The 7th April 2021 marks a historic remembrance of South Africa’s great woman, Mother of Black Freedom, Charlotte Makgomo Mannya-Maxeke, who would be celebrating a 150 years. Her history and legacy is included as part our country’s Resistance and Liberation Heritage of the National Heritage Council (NHC) and the Department of Sport, Arts and Culture.
The main celebration which was announced by Minister Nathi Mthethwa, the NHC and the Charlotte Mannya Maxeke Institute (CMMI) in 2020, took place at her birthplace in Blinkwater near Fort Beaufort, Eastern Cape this year (7 April 2021). Other activities to reignite her ideals of women helping each other to achieve their dreams and self upliftment will take place throughout the year.
This celebration of the 150th birthday of Charlotte Maxeke has a historic significance to her legacy that is centerpiece to the narrative of the emancipation of women in South Africa and to a certain extent in Africa. This is the reason why her history found its way into the Resistance and Liberation Heritage Route. The Route is a programme of the NHC which is led by the Department of Sport, Arts and Culture. The programme seeks to preserve the heritage of South Africa’s liberation struggle through the memory of historic places, events and people who shaped the democracy we enjoy today.
In Gauteng, the home of Charlotte Maxeke in Kliptown, now a local heritage site, is undergoing a feasibility study to explore the best possible heritage alternatives that will preserve its history while also making it functionally valuable to the community. A school that she established in Evaton with her husband in 1908 (Wilberforce College), is also one of the historic landmarks that signifies her dedication to education for her community.
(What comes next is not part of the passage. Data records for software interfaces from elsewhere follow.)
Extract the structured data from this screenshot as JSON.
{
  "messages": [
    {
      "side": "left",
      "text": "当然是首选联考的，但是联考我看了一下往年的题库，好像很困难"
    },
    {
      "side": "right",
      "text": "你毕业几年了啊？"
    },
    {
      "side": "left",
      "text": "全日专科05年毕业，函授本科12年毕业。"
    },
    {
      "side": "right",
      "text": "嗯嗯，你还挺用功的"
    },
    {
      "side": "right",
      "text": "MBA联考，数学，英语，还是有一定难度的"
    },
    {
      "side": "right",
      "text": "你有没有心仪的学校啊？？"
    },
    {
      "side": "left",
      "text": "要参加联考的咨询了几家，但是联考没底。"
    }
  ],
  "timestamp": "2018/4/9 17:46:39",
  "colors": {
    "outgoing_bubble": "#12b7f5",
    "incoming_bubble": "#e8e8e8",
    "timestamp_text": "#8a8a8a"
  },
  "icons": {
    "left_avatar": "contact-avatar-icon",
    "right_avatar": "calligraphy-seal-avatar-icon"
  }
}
Research on the history of the Wilberforce College is currently underway and will contribute to the liberation heritage landmarks.
The NHC would like to preserve the heritage of Charlotte Mannya-Maxeke (1871 – 1919) as a pioneering South African woman who was passionate about inclusivity, education and evangelism. She was a leader who grasped every opportunity presented to her and accomplished many notable firsts during her lifetime:
• The first black South African woman to achieve a BSC degree in 1901.
• The first woman to participate in the King’s Courts under King Sabata Dalindyebo of AbaThembu.
• Establishing a school in Evaton with her husband in 1908 (Wilberforce Institute).
• The only woman who attended and contributed to the first African National Congress (ANC) conference in 1912.
• Co-initiator, organiser and the first President of the Bantu Women’s League founded in 1918 (it would later become the ANC Women’s League)